There was a hoary old saying to the effect that—
OLD SOLDIERS NEVER DIE
THEY SIMPLY FADE AWAY.
—many a true word. So moving along in a bus where old soldiers are at best quaint, or (more normally) a damned inconvenience; let’s dwell a pause and ponder …
PERSONALLY I THINK IT’S
wonderful that (to a point) we are ‘war free’ at the moment*. So of course pop stars are in (and grunts are out).
For the moment~!
‘Twas ever thus.
Further below is an observation made some decades ago—but before you plough through it let me warn it’s in ancient English (pre 2000) and may be a bit rough on minds accustomed to television.
A few generations ago when lads joined the British Army their sign-up papers used the demo name “Thomas Atkins”; soon the word ‘Tommy’ became shorthand for someone who’d signed up. Brit soldiers became known as ‘Tommies’.
WHAT PROVOKED THIS
spiel?
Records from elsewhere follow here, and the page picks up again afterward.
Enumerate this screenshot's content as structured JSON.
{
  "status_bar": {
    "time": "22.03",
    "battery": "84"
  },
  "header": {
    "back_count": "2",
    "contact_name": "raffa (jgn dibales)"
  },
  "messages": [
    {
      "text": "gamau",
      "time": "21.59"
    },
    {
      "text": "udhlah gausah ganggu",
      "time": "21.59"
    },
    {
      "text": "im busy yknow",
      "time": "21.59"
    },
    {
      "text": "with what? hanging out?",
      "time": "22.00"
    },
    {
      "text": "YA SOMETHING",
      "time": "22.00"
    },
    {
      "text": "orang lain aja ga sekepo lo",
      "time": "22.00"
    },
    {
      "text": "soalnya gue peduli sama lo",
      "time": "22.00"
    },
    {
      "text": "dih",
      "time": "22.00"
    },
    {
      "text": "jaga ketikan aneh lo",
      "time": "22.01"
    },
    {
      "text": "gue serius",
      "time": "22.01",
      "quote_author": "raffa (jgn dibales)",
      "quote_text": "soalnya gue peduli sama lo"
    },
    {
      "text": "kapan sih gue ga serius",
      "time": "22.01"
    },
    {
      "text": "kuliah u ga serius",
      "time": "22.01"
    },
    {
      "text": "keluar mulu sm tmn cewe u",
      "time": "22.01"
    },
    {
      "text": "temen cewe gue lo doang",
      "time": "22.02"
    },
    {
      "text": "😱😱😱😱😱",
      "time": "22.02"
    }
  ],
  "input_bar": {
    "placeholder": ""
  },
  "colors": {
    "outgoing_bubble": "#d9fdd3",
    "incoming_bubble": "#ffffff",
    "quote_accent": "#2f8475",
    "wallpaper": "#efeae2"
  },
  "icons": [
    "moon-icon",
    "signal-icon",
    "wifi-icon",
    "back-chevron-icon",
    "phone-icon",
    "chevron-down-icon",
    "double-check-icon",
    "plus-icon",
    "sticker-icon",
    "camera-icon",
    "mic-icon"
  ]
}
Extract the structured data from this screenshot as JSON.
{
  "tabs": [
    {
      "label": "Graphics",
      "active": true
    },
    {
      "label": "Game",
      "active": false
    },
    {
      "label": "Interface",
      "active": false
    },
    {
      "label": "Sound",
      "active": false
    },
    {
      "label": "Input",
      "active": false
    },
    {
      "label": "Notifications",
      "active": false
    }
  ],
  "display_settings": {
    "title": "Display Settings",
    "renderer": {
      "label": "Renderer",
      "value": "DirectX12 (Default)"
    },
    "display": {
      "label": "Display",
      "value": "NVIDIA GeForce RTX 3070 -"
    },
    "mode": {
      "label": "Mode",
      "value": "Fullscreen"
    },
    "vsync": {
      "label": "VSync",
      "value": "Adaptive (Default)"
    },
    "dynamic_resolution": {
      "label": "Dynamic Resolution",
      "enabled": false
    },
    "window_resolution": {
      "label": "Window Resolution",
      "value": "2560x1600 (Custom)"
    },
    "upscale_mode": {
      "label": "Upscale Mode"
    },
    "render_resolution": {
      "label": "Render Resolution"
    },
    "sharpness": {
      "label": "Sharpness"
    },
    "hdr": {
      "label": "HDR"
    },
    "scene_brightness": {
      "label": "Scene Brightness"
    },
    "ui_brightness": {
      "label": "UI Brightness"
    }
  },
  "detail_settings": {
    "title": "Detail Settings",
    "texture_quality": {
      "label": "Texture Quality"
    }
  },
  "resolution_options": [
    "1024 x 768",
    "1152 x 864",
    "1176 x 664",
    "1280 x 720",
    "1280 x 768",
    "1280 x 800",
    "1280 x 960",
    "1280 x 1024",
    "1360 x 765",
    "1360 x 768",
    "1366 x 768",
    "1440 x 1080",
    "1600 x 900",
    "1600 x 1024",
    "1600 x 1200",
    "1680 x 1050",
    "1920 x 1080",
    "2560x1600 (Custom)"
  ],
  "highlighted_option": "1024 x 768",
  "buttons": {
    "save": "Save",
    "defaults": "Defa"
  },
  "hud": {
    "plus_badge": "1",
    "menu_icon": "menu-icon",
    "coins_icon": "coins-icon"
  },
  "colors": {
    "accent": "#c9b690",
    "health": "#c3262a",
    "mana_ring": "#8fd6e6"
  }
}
A news article came in—
So here’s yer poem:
I WENT into a public ‘ouse to get a pint o’ beer,
The publican ‘e up an’ sez, ” We serve no red-coats here.”
The girls be’ind the bar they laughed an’ giggled fit to die,
I outs into the street again an’ to myself sez I:
O it’s Tommy this, an’ Tommy that, an’ ” Tommy, go away ” ;
But it’s ” Thank you, Mister Atkins,” when the band begins to play
The band begins to play, my boys, the band begins to play,
O it’s ” Thank you, Mister Atkins,” when the band begins to play.
I went into a theatre as sober as could be,
They gave a drunk civilian room, but ‘adn’t none for me;
They sent me to the gallery or round the music-‘alls,
But when it comes to fightin’, Lord! they’ll shove me in the stalls!
For it’s Tommy this, an’ Tommy that, an’ ” Tommy, wait outside “;
But it’s ” Special train for Atkins ” when the trooper’s on the tide
The troopship’s on the tide, my boys, the troopship’s on the tide,
O it’s ” Special train for Atkins ” when the trooper’s on the tide.
Yes, makin’ mock o’ uniforms that guard you while you sleep
Is cheaper than them uniforms, an’ they’re starvation cheap.
An’ hustlin’ drunken soldiers when they’re goin’ large a bit
Is five times better business than paradin’ in full kit.
Then it’s Tommy this, an’ Tommy that, an` Tommy, ‘ow’s yer soul? “
But it’s ” Thin red line of ‘eroes ” when the drums begin to roll
The drums begin to roll, my boys, the drums begin to roll,
O it’s ” Thin red line of ‘eroes, ” when the drums begin to roll.
We aren’t no thin red ‘eroes, nor we aren’t no blackguards too,
But single men in barricks, most remarkable like you;
An’ if sometimes our conduck isn’t all your fancy paints,
Why, single men in barricks don’t grow into plaster saints;
While it’s Tommy this, an’ Tommy that, an` Tommy, fall be’ind,”
But it’s ” Please to walk in front, sir,” when there’s trouble in the wind
There’s trouble in the wind, my boys, there’s trouble in the wind,
O it’s ” Please to walk in front, sir,” when there’s trouble in the wind.
You talk o’ better food for us, an’ schools, an’ fires, an’ all:
We’ll wait for extry rations if you treat us rational.
Don’t mess about the cook-room slops, but prove it to our face
The Widow’s Uniform is not the soldier-man’s disgrace.
For it’s Tommy this, an’ Tommy that, an` Chuck him out, the brute! “
But it’s ” Saviour of ‘is country ” when the guns begin to shoot;
An’ it’s Tommy this, an’ Tommy that, an’ anything you please;
An ‘Tommy ain’t a bloomin’ fool – you bet that Tommy sees!
AND, AS AN AFTERTHOUGHT—
from the UK’s ‘Telegraph’ newspaper:
” … If we routinely refer to all soldiers as “heroes” too glibly these days, conflating true heroism with the random tragedy of being in the wrong place at the wrong time when a roadside bomb explodes, there is something undeniably heroic about the willingness of young men and women to risk everything for their country …”
sourced: CLICK HERE
We do, too, you know, blatheringly refer to non-heroes as heroes* …
* Why is that, do you think?